Find the lines of the listing that contain the string "object", and return them.

+ + +

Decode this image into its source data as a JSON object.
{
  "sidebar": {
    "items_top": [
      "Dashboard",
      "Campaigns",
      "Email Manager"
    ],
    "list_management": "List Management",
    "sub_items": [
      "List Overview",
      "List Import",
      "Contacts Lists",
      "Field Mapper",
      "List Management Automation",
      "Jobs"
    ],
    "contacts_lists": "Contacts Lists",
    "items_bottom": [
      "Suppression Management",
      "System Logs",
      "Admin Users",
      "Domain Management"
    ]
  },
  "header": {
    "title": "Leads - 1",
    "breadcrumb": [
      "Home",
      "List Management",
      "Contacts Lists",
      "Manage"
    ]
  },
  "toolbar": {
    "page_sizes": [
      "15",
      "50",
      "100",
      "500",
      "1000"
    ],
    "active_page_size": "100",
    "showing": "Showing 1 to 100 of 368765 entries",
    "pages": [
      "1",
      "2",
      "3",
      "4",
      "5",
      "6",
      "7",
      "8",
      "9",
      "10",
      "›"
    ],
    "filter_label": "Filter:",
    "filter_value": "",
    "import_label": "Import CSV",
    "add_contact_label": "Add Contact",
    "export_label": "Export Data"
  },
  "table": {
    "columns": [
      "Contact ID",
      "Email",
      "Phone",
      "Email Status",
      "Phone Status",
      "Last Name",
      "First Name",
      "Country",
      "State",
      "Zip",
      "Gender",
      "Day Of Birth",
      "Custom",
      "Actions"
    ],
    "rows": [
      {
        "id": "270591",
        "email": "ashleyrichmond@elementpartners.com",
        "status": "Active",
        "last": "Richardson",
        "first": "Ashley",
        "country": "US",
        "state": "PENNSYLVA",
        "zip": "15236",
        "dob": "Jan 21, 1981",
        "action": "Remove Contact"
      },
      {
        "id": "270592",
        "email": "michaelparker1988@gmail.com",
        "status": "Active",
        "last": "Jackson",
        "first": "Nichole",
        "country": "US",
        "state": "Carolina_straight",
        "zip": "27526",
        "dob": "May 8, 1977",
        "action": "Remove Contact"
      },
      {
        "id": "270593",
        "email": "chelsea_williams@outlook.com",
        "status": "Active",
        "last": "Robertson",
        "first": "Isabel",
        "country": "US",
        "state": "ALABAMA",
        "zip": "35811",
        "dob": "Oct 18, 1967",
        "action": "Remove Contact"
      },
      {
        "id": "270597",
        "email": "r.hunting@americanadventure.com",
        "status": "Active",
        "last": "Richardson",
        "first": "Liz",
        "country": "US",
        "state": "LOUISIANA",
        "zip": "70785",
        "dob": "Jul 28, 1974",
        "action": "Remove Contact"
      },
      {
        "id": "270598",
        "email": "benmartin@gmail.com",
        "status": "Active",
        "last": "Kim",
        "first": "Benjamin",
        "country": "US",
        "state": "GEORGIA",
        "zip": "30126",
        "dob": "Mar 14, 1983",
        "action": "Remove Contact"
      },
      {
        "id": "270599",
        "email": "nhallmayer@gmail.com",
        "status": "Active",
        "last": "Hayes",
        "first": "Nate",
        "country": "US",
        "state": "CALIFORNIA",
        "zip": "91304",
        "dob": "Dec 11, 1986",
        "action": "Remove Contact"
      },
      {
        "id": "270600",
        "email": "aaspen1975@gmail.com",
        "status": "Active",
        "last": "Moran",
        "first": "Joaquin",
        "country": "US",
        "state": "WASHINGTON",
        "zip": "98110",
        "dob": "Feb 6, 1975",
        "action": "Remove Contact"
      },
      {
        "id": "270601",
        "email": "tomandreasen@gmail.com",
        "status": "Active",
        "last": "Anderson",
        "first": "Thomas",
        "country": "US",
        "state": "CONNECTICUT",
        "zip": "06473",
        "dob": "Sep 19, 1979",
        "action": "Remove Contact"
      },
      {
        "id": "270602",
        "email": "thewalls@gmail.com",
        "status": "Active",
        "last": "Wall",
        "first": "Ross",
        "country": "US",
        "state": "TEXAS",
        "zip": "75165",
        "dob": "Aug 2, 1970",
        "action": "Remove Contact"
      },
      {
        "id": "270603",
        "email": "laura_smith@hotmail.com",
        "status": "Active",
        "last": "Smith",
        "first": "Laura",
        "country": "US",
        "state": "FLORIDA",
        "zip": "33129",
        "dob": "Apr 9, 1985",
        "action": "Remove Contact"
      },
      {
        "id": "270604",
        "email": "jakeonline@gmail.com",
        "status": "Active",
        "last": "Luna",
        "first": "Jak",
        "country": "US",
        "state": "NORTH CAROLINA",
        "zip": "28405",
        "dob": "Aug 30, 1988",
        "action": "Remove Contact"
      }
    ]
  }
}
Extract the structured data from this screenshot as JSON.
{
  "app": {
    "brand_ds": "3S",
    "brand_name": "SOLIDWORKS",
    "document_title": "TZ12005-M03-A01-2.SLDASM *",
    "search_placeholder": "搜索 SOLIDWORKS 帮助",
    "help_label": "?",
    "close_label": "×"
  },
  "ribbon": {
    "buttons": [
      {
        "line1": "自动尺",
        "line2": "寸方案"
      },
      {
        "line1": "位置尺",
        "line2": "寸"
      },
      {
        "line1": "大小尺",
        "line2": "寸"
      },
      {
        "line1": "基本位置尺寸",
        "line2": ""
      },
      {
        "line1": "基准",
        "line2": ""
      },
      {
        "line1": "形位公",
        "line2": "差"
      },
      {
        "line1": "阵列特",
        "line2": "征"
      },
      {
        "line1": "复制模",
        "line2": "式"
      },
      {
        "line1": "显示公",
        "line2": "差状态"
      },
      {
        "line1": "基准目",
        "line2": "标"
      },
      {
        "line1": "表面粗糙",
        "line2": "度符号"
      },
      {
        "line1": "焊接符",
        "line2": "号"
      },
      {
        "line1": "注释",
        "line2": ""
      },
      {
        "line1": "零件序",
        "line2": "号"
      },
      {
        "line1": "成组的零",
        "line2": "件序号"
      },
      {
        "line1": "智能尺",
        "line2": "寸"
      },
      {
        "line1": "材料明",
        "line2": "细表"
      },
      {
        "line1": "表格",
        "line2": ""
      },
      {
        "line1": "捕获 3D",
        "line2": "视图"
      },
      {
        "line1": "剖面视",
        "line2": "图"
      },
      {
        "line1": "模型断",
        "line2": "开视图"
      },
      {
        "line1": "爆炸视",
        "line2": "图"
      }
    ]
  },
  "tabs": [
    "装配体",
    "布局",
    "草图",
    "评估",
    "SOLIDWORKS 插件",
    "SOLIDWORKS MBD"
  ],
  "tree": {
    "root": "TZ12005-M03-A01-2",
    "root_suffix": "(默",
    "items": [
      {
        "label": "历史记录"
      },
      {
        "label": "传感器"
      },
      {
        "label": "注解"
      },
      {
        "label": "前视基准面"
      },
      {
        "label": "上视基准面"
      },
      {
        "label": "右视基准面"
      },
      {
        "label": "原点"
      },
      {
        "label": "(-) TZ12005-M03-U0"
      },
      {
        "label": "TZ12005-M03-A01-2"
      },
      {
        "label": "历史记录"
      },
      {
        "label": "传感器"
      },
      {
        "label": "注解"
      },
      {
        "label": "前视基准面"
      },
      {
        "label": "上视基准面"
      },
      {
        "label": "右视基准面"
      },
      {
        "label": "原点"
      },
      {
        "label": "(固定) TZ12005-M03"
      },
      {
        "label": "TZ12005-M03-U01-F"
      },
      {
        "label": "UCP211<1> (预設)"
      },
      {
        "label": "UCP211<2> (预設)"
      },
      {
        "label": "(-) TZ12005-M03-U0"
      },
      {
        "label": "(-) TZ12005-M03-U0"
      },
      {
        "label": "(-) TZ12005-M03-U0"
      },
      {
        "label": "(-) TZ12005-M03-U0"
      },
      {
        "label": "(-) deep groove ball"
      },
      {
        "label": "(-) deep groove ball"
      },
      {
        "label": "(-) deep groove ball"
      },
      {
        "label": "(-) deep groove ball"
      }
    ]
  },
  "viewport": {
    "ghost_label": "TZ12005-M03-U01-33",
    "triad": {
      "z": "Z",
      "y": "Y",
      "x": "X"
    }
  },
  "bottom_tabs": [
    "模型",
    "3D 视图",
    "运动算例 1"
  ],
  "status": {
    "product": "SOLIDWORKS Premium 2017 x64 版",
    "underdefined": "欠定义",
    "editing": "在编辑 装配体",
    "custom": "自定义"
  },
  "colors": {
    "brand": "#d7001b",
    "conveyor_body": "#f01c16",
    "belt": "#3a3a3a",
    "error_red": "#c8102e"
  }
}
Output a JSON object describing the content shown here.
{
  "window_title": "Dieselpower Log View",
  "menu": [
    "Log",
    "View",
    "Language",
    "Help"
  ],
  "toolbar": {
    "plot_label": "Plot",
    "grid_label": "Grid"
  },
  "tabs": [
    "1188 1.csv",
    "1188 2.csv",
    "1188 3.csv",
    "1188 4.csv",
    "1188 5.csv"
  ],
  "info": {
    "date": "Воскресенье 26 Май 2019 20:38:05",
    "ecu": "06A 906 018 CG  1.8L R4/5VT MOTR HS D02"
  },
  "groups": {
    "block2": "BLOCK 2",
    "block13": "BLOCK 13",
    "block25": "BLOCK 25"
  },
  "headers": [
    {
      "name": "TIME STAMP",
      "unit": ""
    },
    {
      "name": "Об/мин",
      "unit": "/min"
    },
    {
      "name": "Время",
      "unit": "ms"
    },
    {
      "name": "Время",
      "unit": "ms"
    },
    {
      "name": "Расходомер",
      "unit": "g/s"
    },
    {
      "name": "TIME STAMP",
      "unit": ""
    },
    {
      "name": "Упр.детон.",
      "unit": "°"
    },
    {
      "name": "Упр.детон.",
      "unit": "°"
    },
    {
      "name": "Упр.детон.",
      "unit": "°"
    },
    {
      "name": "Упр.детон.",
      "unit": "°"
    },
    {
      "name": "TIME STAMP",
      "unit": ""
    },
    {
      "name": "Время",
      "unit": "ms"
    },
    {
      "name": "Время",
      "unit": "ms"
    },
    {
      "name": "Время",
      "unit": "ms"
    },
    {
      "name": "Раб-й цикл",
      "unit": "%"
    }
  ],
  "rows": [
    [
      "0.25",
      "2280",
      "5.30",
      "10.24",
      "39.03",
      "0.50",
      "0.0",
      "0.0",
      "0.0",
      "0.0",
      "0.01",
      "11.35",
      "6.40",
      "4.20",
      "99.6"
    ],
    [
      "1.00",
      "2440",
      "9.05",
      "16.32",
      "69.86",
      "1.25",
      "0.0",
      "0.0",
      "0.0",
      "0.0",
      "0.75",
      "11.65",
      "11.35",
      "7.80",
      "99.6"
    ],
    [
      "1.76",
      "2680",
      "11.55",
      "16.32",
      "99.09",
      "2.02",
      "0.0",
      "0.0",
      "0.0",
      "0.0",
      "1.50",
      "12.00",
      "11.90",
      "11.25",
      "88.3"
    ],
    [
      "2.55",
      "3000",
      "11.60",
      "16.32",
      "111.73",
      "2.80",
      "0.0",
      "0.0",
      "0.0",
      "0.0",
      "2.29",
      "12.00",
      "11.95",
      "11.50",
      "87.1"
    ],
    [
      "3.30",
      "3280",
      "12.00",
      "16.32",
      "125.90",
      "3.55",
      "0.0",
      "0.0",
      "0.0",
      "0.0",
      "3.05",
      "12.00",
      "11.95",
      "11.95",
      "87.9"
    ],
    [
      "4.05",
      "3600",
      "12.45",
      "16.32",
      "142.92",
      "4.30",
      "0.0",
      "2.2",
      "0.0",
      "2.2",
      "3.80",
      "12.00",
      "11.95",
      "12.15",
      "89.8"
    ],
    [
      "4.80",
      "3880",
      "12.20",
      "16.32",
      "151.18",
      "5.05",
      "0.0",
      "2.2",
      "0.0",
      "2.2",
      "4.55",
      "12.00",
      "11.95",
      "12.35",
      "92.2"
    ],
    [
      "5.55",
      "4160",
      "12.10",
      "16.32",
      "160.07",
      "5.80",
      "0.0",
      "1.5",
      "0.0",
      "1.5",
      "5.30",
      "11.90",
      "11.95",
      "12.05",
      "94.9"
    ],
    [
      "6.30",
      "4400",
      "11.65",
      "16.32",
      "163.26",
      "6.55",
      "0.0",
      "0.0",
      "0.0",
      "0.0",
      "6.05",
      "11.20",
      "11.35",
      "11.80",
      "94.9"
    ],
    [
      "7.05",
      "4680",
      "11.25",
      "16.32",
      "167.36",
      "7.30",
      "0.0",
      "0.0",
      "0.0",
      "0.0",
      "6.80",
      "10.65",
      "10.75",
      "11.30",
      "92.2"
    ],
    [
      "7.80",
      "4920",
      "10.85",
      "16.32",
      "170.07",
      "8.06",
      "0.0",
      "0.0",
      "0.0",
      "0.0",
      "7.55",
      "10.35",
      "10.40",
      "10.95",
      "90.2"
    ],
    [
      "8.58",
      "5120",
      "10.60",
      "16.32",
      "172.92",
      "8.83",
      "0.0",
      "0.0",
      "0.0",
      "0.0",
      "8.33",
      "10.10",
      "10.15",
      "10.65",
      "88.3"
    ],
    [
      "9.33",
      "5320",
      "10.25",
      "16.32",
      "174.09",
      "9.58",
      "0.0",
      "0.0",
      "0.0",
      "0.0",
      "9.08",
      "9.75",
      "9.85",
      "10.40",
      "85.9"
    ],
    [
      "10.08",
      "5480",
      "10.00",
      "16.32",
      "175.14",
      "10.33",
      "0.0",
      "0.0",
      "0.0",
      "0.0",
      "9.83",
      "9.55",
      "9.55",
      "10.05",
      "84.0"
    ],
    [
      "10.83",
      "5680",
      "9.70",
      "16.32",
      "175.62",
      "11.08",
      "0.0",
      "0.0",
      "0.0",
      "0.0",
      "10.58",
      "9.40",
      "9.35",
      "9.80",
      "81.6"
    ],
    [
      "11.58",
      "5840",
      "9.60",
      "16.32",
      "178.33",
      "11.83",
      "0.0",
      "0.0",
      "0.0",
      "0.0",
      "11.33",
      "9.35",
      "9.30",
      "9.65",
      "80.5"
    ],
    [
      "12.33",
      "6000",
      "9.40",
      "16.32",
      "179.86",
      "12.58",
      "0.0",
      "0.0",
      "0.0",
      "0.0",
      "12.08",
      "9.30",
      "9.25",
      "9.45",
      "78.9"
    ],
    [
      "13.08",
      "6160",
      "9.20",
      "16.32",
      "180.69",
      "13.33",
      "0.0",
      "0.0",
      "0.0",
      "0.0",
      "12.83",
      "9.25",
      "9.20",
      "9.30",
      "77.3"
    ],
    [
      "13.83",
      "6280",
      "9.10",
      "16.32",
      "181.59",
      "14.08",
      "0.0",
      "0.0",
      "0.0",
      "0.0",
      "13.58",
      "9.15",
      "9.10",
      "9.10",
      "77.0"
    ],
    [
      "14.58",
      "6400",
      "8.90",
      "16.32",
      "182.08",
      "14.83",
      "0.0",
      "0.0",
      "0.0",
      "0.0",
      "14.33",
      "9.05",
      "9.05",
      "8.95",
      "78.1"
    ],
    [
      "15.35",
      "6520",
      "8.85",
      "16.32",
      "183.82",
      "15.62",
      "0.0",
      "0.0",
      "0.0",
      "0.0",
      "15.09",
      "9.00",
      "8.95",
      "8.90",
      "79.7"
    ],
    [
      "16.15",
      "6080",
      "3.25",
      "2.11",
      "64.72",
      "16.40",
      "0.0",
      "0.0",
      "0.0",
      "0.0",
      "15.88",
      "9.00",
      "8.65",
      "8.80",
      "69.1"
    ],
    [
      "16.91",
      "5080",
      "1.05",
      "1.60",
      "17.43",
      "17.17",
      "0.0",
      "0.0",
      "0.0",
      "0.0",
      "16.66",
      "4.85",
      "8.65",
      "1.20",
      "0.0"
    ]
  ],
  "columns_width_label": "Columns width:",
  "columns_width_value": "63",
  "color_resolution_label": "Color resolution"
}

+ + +

### RESULT
Decode this image into its source data as a JSON object.
Output a JSON object describing the content shown here.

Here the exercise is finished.